Progress in drug development has steadily improved survival from childhood malignant tumors over the past decades, but there is still a tremendous need for safe and effective drugs with which to treat pediatric cancers. Between 10% and 30% of children with cancer die within 5 years of diagnosis.1 Secondary tumors and treatment-related toxic effects, such as cognitive and endocrine dysfunctions, are also common among young survivors.
Identify all potential conflicts of interest that might be relevant to your comment.
Conflicts of interest comprise financial interests, activities, and relationships within the past 3 years including but not limited to employment, affiliation, grants or funding, consultancies, honoraria or payment, speaker's bureaus, stock ownership or options, expert testimony, royalties, donation of medical equipment, or patents planned, pending, or issued.
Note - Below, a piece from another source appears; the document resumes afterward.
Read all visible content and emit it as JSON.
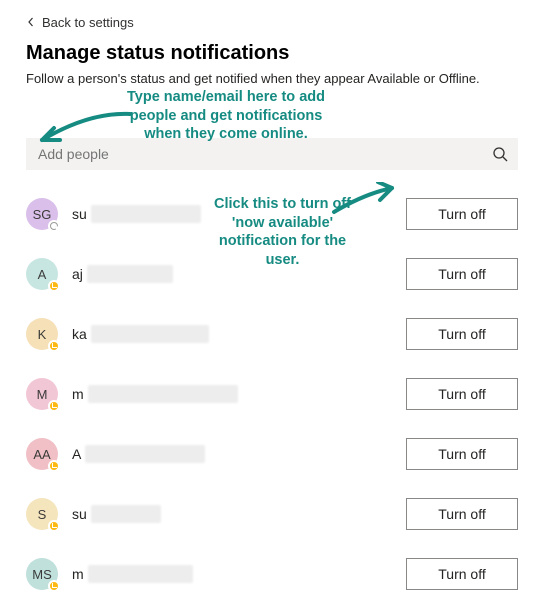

Err on the side of full disclosure.
If you have no conflicts of interest, check "No potential conflicts of interest" in the box below. The information will be posted with your response.
Not all submitted comments are published. Please see our commenting policy for details.
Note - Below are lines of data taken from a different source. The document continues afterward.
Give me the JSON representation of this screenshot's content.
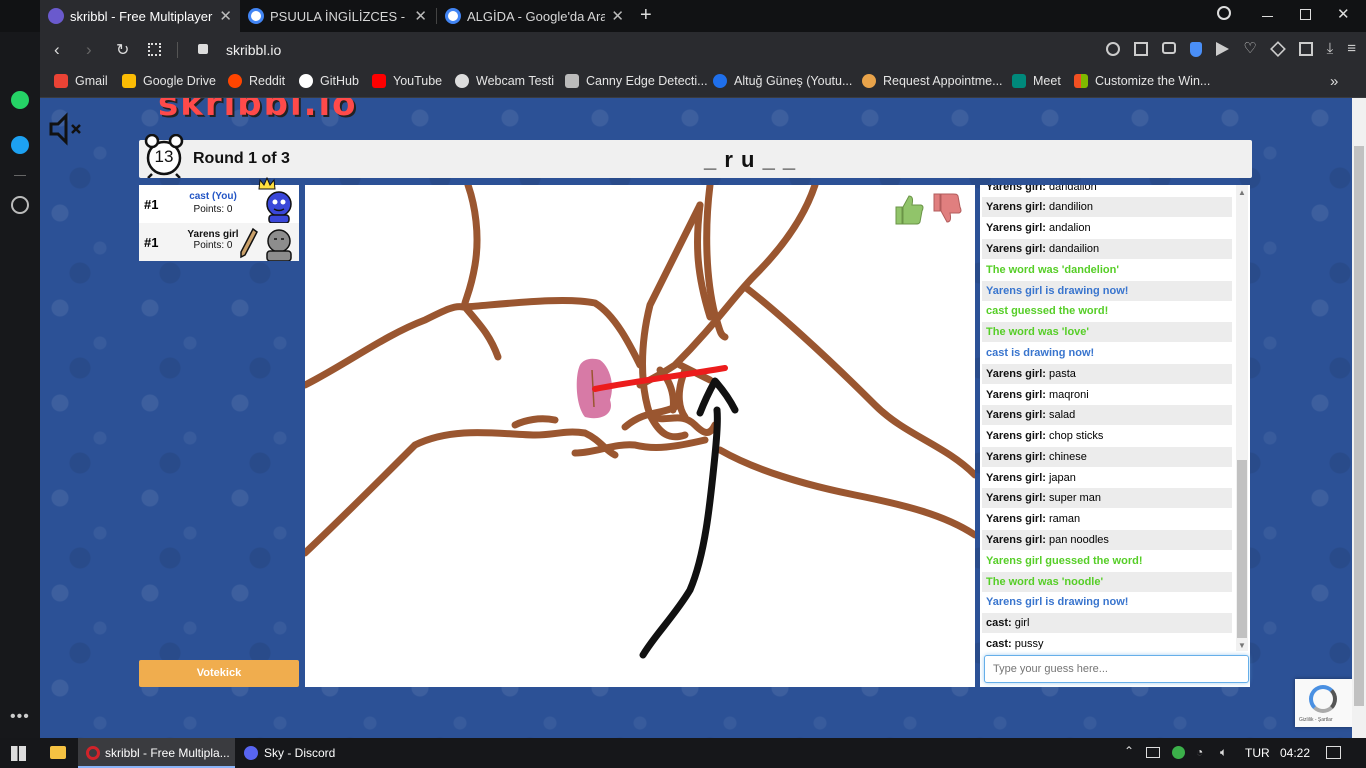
{
  "browser": {
    "tabs": [
      {
        "title": "skribbl - Free Multiplayer D",
        "active": true,
        "favicon_color": "#6a5acd"
      },
      {
        "title": "PSUULA İNGİLİZCES - Goo",
        "active": false,
        "favicon_color": "#4285f4"
      },
      {
        "title": "ALGİDA - Google'da Ara",
        "active": false,
        "favicon_color": "#4285f4"
      }
    ],
    "url": "skribbl.io",
    "bookmarks": [
      {
        "label": "Gmail",
        "color": "#ea4335"
      },
      {
        "label": "Google Drive",
        "color": "#fbbc04"
      },
      {
        "label": "Reddit",
        "color": "#ff4500"
      },
      {
        "label": "GitHub",
        "color": "#ffffff"
      },
      {
        "label": "YouTube",
        "color": "#ff0000"
      },
      {
        "label": "Webcam Testi",
        "color": "#dddddd"
      },
      {
        "label": "Canny Edge Detecti...",
        "color": "#bbbbbb"
      },
      {
        "label": "Altuğ Güneş (Youtu...",
        "color": "#1f6feb"
      },
      {
        "label": "Request Appointme...",
        "color": "#e8a34a"
      },
      {
        "label": "Meet",
        "color": "#00897b"
      },
      {
        "label": "Customize the Win...",
        "color": "#f25022"
      }
    ]
  },
  "game": {
    "logo_text": "skribbl.io",
    "timer": "13",
    "round_text": "Round 1 of 3",
    "word_hint": "_ r u _ _",
    "players": [
      {
        "rank": "#1",
        "name": "cast (You)",
        "points": "Points: 0",
        "is_you": true
      },
      {
        "rank": "#1",
        "name": "Yarens girl",
        "points": "Points: 0",
        "is_you": false
      }
    ],
    "votekick_label": "Votekick",
    "chat_messages": [
      {
        "type": "guess",
        "user": "Yarens girl:",
        "text": "dandalion"
      },
      {
        "type": "guess",
        "user": "Yarens girl:",
        "text": "dandilion"
      },
      {
        "type": "guess",
        "user": "Yarens girl:",
        "text": "andalion"
      },
      {
        "type": "guess",
        "user": "Yarens girl:",
        "text": "dandailion"
      },
      {
        "type": "green",
        "text": "The word was 'dandelion'"
      },
      {
        "type": "blue",
        "text": "Yarens girl is drawing now!"
      },
      {
        "type": "green",
        "text": "cast guessed the word!"
      },
      {
        "type": "green",
        "text": "The word was 'love'"
      },
      {
        "type": "blue",
        "text": "cast is drawing now!"
      },
      {
        "type": "guess",
        "user": "Yarens girl:",
        "text": "pasta"
      },
      {
        "type": "guess",
        "user": "Yarens girl:",
        "text": "maqroni"
      },
      {
        "type": "guess",
        "user": "Yarens girl:",
        "text": "salad"
      },
      {
        "type": "guess",
        "user": "Yarens girl:",
        "text": "chop sticks"
      },
      {
        "type": "guess",
        "user": "Yarens girl:",
        "text": "chinese"
      },
      {
        "type": "guess",
        "user": "Yarens girl:",
        "text": "japan"
      },
      {
        "type": "guess",
        "user": "Yarens girl:",
        "text": "super man"
      },
      {
        "type": "guess",
        "user": "Yarens girl:",
        "text": "raman"
      },
      {
        "type": "guess",
        "user": "Yarens girl:",
        "text": "pan noodles"
      },
      {
        "type": "green",
        "text": "Yarens girl guessed the word!"
      },
      {
        "type": "green",
        "text": "The word was 'noodle'"
      },
      {
        "type": "blue",
        "text": "Yarens girl is drawing now!"
      },
      {
        "type": "guess",
        "user": "cast:",
        "text": "girl"
      },
      {
        "type": "guess",
        "user": "cast:",
        "text": "pussy"
      }
    ],
    "chat_placeholder": "Type your guess here...",
    "recaptcha_text": "Gizlilik - Şartlar"
  },
  "taskbar": {
    "items": [
      {
        "label": "skribbl - Free Multipla...",
        "color": "#d1232a"
      },
      {
        "label": "Sky - Discord",
        "color": "#5865f2"
      }
    ],
    "language": "TUR",
    "time": "04:22"
  }
}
Arfè A, Silverman LB, Bourgeois F. Master Protocols and Adaptive Trial Designs to Develop Tumor-Agnostic Drugs for Children: Essential Tools in the Era of the Research to Accelerate Cures and Equity Act. JAMA Oncol. 2021;7(9):1281–1282. doi:10.1001/jamaoncol.2021.1508
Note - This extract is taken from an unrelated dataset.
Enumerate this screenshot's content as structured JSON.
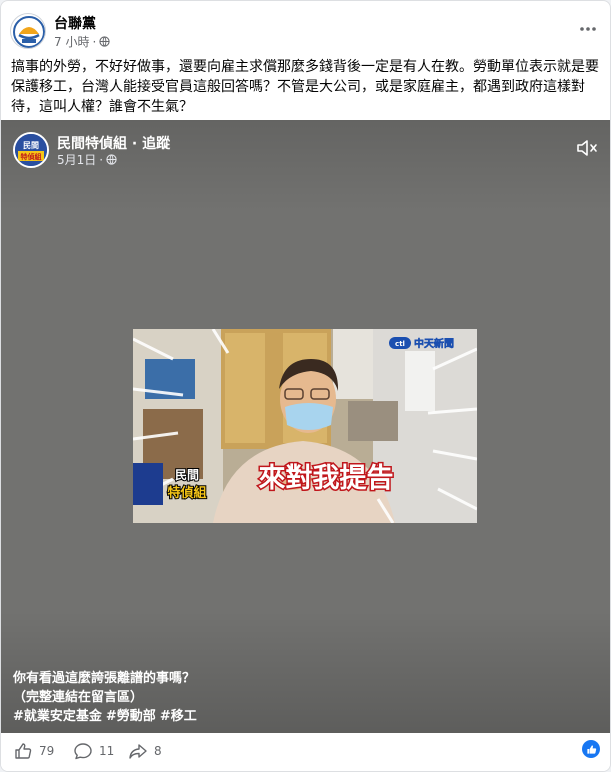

Coronavirus Resource Center
Customize your JAMA Network experience by selecting one or more topics from the list below.